[[ MATERIAL FOR THIS EXERCISE, beginning ]]

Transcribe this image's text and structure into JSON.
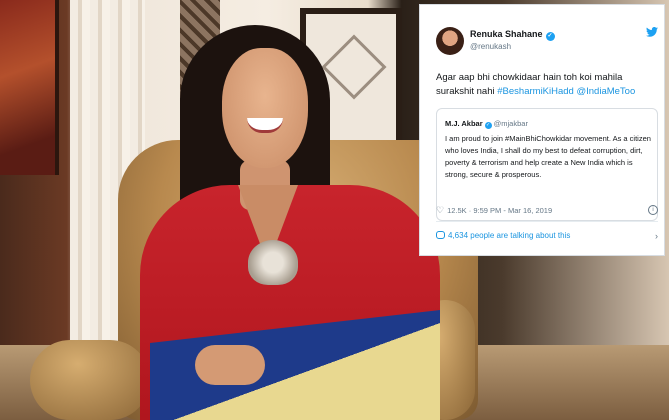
{
  "tweet": {
    "author_name": "Renuka Shahane",
    "author_handle": "@renukash",
    "text_plain": "Agar aap bhi chowkidaar hain toh koi mahila surakshit nahi ",
    "hashtag_1": "#BesharmiKiHadd",
    "hashtag_2": "@IndiaMeToo",
    "quoted": {
      "author_name": "M.J. Akbar",
      "author_handle": "@mjakbar",
      "text": "I am proud to join #MainBhiChowkidar movement. As a citizen who loves India, I shall do my best to defeat corruption, dirt, poverty & terrorism and help create a New India which is strong, secure & prosperous."
    },
    "likes": "12.5K",
    "timestamp": "9:59 PM - Mar 16, 2019",
    "talking": "4,634 people are talking about this",
    "icons": {
      "verified": "verified-badge-icon",
      "bird": "twitter-bird-icon",
      "heart": "heart-icon",
      "info": "info-icon",
      "comment": "comment-icon",
      "chevron": "chevron-right-icon"
    },
    "colors": {
      "link": "#1b95e0",
      "verified": "#1da1f2",
      "muted": "#657786"
    }
  }
}
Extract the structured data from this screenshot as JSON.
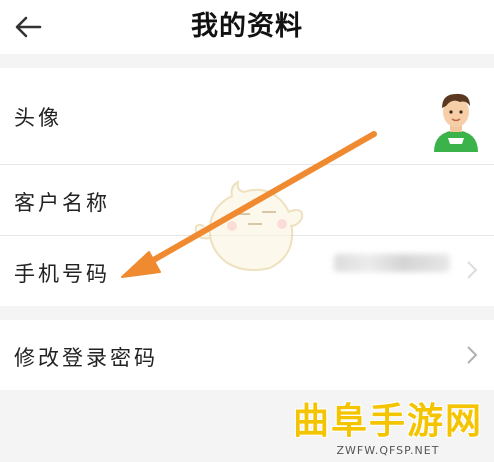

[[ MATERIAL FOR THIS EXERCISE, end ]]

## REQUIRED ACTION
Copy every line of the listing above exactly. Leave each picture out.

## OUTPUT FOR THIS TASK
Transcribe this image's text and structure into JSON.
{
  "tweet": {
    "author_name": "Renuka Shahane",
    "author_handle": "@renukash",
    "text_plain": "Agar aap bhi chowkidaar hain toh koi mahila surakshit nahi ",
    "hashtag_1": "#BesharmiKiHadd",
    "hashtag_2": "@IndiaMeToo",
    "quoted": {
      "author_name": "M.J. Akbar",
      "author_handle": "@mjakbar",
      "text": "I am proud to join #MainBhiChowkidar movement. As a citizen who loves India, I shall do my best to defeat corruption, dirt, poverty & terrorism and help create a New India which is strong, secure & prosperous."
    },
    "likes": "12.5K",
    "timestamp": "9:59 PM - Mar 16, 2019",
    "talking": "4,634 people are talking about this",
    "icons": {
      "verified": "verified-badge-icon",
      "bird": "twitter-bird-icon",
      "heart": "heart-icon",
      "info": "info-icon",
      "comment": "comment-icon",
      "chevron": "chevron-right-icon"
    },
    "colors": {
      "link": "#1b95e0",
      "verified": "#1da1f2",
      "muted": "#657786"
    }
  }
}
Extract the structured data from this screenshot as JSON.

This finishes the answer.